# Your instructions
Return all the entries below exactly as they were given.

Data about app and page elements
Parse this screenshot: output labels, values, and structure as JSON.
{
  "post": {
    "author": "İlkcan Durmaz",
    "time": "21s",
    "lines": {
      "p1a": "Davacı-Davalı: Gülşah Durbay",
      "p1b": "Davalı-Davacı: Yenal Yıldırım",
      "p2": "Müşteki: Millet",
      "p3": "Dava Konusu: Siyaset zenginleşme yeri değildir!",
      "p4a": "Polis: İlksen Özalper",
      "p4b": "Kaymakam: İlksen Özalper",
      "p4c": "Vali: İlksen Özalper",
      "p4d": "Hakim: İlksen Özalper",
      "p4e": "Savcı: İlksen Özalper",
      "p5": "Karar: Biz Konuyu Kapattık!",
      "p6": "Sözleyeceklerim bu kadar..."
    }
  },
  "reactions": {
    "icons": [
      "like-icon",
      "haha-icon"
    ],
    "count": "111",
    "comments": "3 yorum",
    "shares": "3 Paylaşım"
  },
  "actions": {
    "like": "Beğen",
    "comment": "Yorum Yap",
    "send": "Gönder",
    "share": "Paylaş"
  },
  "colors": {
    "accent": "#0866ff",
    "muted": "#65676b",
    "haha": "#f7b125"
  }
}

# Result of this exercise
Parse this screenshot: output labels, values, and structure as JSON.
{
  "post": {
    "author": "İlkcan Durmaz",
    "time": "21s",
    "lines": {
      "p1a": "Davacı-Davalı: Gülşah Durbay",
      "p1b": "Davalı-Davacı: Yenal Yıldırım",
      "p2": "Müşteki: Millet",
      "p3": "Dava Konusu: Siyaset zenginleşme yeri değildir!",
      "p4a": "Polis: İlksen Özalper",
      "p4b": "Kaymakam: İlksen Özalper",
      "p4c": "Vali: İlksen Özalper",
      "p4d": "Hakim: İlksen Özalper",
      "p4e": "Savcı: İlksen Özalper",
      "p5": "Karar: Biz Konuyu Kapattık!",
      "p6": "Sözleyeceklerim bu kadar..."
    }
  },
  "reactions": {
    "icons": [
      "like-icon",
      "haha-icon"
    ],
    "count": "111",
    "comments": "3 yorum",
    "shares": "3 Paylaşım"
  },
  "actions": {
    "like": "Beğen",
    "comment": "Yorum Yap",
    "send": "Gönder",
    "share": "Paylaş"
  },
  "colors": {
    "accent": "#0866ff",
    "muted": "#65676b",
    "haha": "#f7b125"
  }
}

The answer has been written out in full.